#### Record excerpts ####
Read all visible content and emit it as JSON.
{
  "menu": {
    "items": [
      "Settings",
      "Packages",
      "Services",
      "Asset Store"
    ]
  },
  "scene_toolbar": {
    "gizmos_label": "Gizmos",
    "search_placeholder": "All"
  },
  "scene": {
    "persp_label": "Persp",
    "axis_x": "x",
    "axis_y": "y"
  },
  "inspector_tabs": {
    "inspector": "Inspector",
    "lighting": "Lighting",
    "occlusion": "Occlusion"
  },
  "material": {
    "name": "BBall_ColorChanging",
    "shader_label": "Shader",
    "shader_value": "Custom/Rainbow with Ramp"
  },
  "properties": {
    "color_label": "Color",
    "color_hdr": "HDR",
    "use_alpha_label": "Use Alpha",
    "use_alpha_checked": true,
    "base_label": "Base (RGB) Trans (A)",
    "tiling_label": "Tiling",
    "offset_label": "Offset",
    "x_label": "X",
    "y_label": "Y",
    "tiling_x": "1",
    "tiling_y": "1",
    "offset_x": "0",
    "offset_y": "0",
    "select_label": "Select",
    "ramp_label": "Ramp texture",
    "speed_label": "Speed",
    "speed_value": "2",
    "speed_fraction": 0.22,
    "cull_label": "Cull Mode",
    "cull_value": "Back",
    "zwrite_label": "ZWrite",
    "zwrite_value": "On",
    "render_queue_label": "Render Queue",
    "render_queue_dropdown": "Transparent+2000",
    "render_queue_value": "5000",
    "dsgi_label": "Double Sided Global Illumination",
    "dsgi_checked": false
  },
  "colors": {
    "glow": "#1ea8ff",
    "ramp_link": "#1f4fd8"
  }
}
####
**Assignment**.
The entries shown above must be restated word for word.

**Reply to the task**.
Read all visible content and emit it as JSON.
{
  "menu": {
    "items": [
      "Settings",
      "Packages",
      "Services",
      "Asset Store"
    ]
  },
  "scene_toolbar": {
    "gizmos_label": "Gizmos",
    "search_placeholder": "All"
  },
  "scene": {
    "persp_label": "Persp",
    "axis_x": "x",
    "axis_y": "y"
  },
  "inspector_tabs": {
    "inspector": "Inspector",
    "lighting": "Lighting",
    "occlusion": "Occlusion"
  },
  "material": {
    "name": "BBall_ColorChanging",
    "shader_label": "Shader",
    "shader_value": "Custom/Rainbow with Ramp"
  },
  "properties": {
    "color_label": "Color",
    "color_hdr": "HDR",
    "use_alpha_label": "Use Alpha",
    "use_alpha_checked": true,
    "base_label": "Base (RGB) Trans (A)",
    "tiling_label": "Tiling",
    "offset_label": "Offset",
    "x_label": "X",
    "y_label": "Y",
    "tiling_x": "1",
    "tiling_y": "1",
    "offset_x": "0",
    "offset_y": "0",
    "select_label": "Select",
    "ramp_label": "Ramp texture",
    "speed_label": "Speed",
    "speed_value": "2",
    "speed_fraction": 0.22,
    "cull_label": "Cull Mode",
    "cull_value": "Back",
    "zwrite_label": "ZWrite",
    "zwrite_value": "On",
    "render_queue_label": "Render Queue",
    "render_queue_dropdown": "Transparent+2000",
    "render_queue_value": "5000",
    "dsgi_label": "Double Sided Global Illumination",
    "dsgi_checked": false
  },
  "colors": {
    "glow": "#1ea8ff",
    "ramp_link": "#1f4fd8"
  }
}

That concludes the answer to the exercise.